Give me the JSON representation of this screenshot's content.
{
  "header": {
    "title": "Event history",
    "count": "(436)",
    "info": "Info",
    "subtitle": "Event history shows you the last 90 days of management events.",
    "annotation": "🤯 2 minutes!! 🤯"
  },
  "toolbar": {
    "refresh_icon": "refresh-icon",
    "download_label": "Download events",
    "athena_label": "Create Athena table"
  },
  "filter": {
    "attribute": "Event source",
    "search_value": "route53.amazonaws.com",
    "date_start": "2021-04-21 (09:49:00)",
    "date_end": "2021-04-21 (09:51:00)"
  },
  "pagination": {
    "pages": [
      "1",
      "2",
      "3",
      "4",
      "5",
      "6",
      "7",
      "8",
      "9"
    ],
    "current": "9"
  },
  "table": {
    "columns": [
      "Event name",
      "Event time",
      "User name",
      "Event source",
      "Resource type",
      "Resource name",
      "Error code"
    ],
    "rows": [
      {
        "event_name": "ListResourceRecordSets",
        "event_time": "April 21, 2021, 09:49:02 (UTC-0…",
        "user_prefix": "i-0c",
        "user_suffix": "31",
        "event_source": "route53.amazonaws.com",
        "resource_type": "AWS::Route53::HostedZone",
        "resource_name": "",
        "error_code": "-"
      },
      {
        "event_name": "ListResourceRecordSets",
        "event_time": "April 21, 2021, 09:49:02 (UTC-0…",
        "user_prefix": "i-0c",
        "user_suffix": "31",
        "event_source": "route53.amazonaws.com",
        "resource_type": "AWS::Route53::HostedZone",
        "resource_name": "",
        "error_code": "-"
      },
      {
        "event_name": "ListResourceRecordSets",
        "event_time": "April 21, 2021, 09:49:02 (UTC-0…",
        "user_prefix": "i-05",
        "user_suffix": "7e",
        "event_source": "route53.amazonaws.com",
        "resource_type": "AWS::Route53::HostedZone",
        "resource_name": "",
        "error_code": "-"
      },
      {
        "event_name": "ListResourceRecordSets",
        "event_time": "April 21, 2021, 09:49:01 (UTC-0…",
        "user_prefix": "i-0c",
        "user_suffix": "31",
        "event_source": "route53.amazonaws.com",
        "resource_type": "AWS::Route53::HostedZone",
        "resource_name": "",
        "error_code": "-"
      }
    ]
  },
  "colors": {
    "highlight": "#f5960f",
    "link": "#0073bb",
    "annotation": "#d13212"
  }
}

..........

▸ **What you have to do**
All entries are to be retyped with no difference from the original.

▸ **Answer**
Give me the JSON representation of this screenshot's content.
{
  "header": {
    "title": "Event history",
    "count": "(436)",
    "info": "Info",
    "subtitle": "Event history shows you the last 90 days of management events.",
    "annotation": "🤯 2 minutes!! 🤯"
  },
  "toolbar": {
    "refresh_icon": "refresh-icon",
    "download_label": "Download events",
    "athena_label": "Create Athena table"
  },
  "filter": {
    "attribute": "Event source",
    "search_value": "route53.amazonaws.com",
    "date_start": "2021-04-21 (09:49:00)",
    "date_end": "2021-04-21 (09:51:00)"
  },
  "pagination": {
    "pages": [
      "1",
      "2",
      "3",
      "4",
      "5",
      "6",
      "7",
      "8",
      "9"
    ],
    "current": "9"
  },
  "table": {
    "columns": [
      "Event name",
      "Event time",
      "User name",
      "Event source",
      "Resource type",
      "Resource name",
      "Error code"
    ],
    "rows": [
      {
        "event_name": "ListResourceRecordSets",
        "event_time": "April 21, 2021, 09:49:02 (UTC-0…",
        "user_prefix": "i-0c",
        "user_suffix": "31",
        "event_source": "route53.amazonaws.com",
        "resource_type": "AWS::Route53::HostedZone",
        "resource_name": "",
        "error_code": "-"
      },
      {
        "event_name": "ListResourceRecordSets",
        "event_time": "April 21, 2021, 09:49:02 (UTC-0…",
        "user_prefix": "i-0c",
        "user_suffix": "31",
        "event_source": "route53.amazonaws.com",
        "resource_type": "AWS::Route53::HostedZone",
        "resource_name": "",
        "error_code": "-"
      },
      {
        "event_name": "ListResourceRecordSets",
        "event_time": "April 21, 2021, 09:49:02 (UTC-0…",
        "user_prefix": "i-05",
        "user_suffix": "7e",
        "event_source": "route53.amazonaws.com",
        "resource_type": "AWS::Route53::HostedZone",
        "resource_name": "",
        "error_code": "-"
      },
      {
        "event_name": "ListResourceRecordSets",
        "event_time": "April 21, 2021, 09:49:01 (UTC-0…",
        "user_prefix": "i-0c",
        "user_suffix": "31",
        "event_source": "route53.amazonaws.com",
        "resource_type": "AWS::Route53::HostedZone",
        "resource_name": "",
        "error_code": "-"
      }
    ]
  },
  "colors": {
    "highlight": "#f5960f",
    "link": "#0073bb",
    "annotation": "#d13212"
  }
}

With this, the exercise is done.